Benitez leaves Inter Milan by mutal consent
MILAN (Reuters) -- Rafael Benitez's reign as Inter Milan coach ended in ignominy on Thursday when he left the European champions after just six months in charge having dared to question club owner Massimo Moratti's authority.
"Inter and Rafael Benitez announce that, mutually and with satisfaction on each side, they have reached an agreement for the early resolution of his contract," said a statement from the Serie A club after days of talks.
"Inter thank Rafael Benitez for his work with the team which led to Italian Super Cup and World Club Cup success.
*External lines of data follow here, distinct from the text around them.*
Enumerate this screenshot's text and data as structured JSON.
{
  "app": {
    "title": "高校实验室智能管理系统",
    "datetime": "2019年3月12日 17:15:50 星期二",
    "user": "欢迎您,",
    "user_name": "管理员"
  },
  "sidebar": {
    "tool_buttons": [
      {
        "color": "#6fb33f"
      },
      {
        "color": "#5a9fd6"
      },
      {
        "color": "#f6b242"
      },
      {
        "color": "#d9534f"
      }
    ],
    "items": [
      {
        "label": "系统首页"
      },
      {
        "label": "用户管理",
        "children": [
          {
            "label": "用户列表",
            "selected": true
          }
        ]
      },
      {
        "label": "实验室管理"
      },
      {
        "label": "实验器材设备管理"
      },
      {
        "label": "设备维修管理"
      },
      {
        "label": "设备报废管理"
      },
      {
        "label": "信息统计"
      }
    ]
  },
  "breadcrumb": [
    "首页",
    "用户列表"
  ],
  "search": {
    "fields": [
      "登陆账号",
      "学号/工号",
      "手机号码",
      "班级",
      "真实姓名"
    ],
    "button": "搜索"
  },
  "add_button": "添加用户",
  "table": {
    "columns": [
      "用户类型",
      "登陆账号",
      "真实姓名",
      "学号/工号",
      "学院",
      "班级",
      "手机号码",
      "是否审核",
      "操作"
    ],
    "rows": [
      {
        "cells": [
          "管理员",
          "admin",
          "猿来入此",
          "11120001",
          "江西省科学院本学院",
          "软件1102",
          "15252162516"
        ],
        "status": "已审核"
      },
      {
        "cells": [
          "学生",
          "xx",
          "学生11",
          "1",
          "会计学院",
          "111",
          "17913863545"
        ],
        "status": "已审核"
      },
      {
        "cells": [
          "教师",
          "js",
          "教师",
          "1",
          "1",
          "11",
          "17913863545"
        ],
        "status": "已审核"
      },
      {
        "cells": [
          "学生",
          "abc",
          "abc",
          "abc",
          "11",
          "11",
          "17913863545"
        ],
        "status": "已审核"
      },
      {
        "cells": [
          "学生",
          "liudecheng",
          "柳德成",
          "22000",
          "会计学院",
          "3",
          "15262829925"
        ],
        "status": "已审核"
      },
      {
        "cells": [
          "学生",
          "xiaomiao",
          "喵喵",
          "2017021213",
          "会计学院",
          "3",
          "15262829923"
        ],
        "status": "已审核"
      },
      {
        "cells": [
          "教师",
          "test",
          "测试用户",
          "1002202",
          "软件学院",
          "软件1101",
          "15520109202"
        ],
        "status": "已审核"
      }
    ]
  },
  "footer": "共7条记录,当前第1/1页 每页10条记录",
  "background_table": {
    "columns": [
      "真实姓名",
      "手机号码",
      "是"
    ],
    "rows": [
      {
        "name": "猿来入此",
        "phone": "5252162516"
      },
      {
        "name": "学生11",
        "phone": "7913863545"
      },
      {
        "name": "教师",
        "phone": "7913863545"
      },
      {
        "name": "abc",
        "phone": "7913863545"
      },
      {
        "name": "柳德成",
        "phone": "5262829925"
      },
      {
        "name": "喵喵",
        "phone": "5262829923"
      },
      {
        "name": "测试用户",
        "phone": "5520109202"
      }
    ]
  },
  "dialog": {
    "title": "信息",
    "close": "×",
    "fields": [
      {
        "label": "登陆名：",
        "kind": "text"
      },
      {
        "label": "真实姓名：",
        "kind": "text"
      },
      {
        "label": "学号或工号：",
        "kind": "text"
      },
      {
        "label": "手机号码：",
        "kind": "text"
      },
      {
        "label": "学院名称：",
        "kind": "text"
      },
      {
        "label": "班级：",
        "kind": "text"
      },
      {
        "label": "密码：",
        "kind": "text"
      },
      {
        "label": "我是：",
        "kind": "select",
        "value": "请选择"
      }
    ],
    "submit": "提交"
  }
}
Rafael Benitez thanks Inter for a great professional experience and the victories obtained together."
The Spaniard, appointed in June after treble-winner Jose Mourinho left for Real Madrid, was already on shaky ground with his team slumping to seventh in Serie A and spluttering through the Champions League group stages.
He had appeared to secure his job with Saturday's World Club Cup triumph, only to explode in the post-match news conference and threaten to discuss his future with his agent if signings did not materialise in the January transfer window.
Benitez directly criticized Moratti, saying he was promised buys in the close-season which did not arrive and pointing out that the club recruited five first-teamers last term under Mourinho and yet did not bring any player in for him.
His ultimatum was too much for Moratti, a man not known for his patience, especially as it came when the president thought his side should be celebrating a fifth trophy of a great year rather than pondering his outburst.
Former Liverpool coach Benitez knew when he took the job that Italian soccer worked differently from English with the clubs rather than the coaches buying players.
He even said he saw this as positive element of the move having left Liverpool after six years in which his transfer spending at Anfield was heavily criticized by fans and media.
However, a raft of early injuries at Inter, which some pundits blamed on his new training regime, meant Benitez was down to the bare bones by late October and the lack of signings rankled with him more.
The former Valencia boss had become increasingly militant at Liverpool after a quiet start, famously lambasting Manchester United manager Alex Ferguson in a news conference before using bizarre Spanish proverbs about milk, sugar mountains and priests to criticize his ex-Anfield bosses when he arrived at Inter.
His blast at Inter was a step too far for the Italians, though, given they were his current employers and he now finds himself out of work while Inter begin the task of replacing him knowing they do not have a game until Serie A resumes on Jan. 6.
Zenit St Petersburg coach Luciano Spalletti was tipped by media and bookmakers to take over but the Russian champions have said the former AS Roma boss is staying.
Former Inter goalkeeping great Walter Zenga is therefore the a new favourite along with ex-AC Milan boss Leonardo, whose former side are now top of Serie A in a galling reminder to their city rivals of how far they have fallen since May's treble.
Their chances of a sixth straight Serie A title look remote whoever takes over as Inter lie 13 points behind Milan.